__RECORDS SUPPLIED__:
•••••

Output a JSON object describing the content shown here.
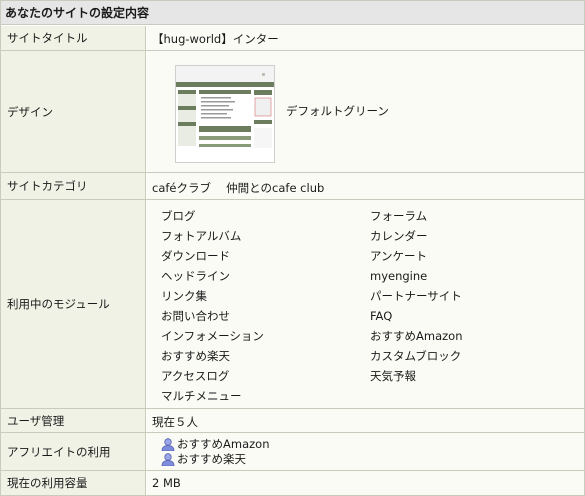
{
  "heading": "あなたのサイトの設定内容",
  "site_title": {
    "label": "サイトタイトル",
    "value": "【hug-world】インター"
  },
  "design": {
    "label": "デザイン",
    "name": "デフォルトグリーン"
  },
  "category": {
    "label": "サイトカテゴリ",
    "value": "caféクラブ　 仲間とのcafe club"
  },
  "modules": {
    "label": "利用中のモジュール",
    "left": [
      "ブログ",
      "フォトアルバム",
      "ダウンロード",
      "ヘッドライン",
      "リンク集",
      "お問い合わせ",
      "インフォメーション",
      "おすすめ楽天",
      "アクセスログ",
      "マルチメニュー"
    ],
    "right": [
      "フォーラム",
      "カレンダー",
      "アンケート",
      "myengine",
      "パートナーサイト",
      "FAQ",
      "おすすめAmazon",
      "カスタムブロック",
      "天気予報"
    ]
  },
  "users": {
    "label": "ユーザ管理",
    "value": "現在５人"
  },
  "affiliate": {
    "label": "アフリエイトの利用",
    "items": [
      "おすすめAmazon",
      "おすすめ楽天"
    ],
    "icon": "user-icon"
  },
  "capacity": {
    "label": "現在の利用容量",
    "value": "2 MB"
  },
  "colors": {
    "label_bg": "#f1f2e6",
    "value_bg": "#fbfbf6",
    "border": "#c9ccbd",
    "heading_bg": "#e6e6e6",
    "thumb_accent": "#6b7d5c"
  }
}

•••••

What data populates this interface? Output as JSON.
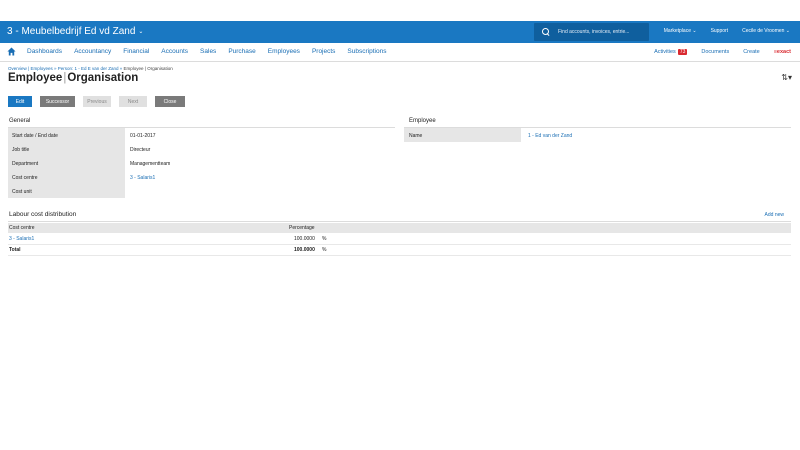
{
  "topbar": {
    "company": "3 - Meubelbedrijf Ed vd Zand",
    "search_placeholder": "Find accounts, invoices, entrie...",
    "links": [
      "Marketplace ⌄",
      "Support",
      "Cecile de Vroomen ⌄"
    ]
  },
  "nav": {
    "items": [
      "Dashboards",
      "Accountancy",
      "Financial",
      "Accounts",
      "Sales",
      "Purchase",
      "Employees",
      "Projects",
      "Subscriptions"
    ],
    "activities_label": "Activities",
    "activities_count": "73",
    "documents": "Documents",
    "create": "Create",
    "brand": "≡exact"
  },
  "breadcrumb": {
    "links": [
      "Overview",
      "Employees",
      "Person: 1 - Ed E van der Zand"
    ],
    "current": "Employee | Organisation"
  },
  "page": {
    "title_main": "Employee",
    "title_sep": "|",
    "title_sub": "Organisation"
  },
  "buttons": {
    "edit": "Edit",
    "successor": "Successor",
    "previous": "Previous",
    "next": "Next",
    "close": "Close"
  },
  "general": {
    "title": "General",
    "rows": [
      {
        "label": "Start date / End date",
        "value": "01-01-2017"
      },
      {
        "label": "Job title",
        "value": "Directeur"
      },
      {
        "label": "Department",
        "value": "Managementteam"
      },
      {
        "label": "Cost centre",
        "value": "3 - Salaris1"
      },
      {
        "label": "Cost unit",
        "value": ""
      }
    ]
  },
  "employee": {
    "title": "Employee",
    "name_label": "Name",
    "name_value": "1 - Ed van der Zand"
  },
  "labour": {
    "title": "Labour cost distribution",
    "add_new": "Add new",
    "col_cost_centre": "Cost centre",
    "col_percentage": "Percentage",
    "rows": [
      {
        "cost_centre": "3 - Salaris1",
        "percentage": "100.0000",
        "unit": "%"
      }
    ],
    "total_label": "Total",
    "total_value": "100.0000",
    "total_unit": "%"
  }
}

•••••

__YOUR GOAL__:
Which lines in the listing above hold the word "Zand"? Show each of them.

__RESULT OF THE EXERCISE__:
    "company": "3 - Meubelbedrijf Ed vd Zand",
      "Person: 1 - Ed E van der Zand"
    "name_value": "1 - Ed van der Zand"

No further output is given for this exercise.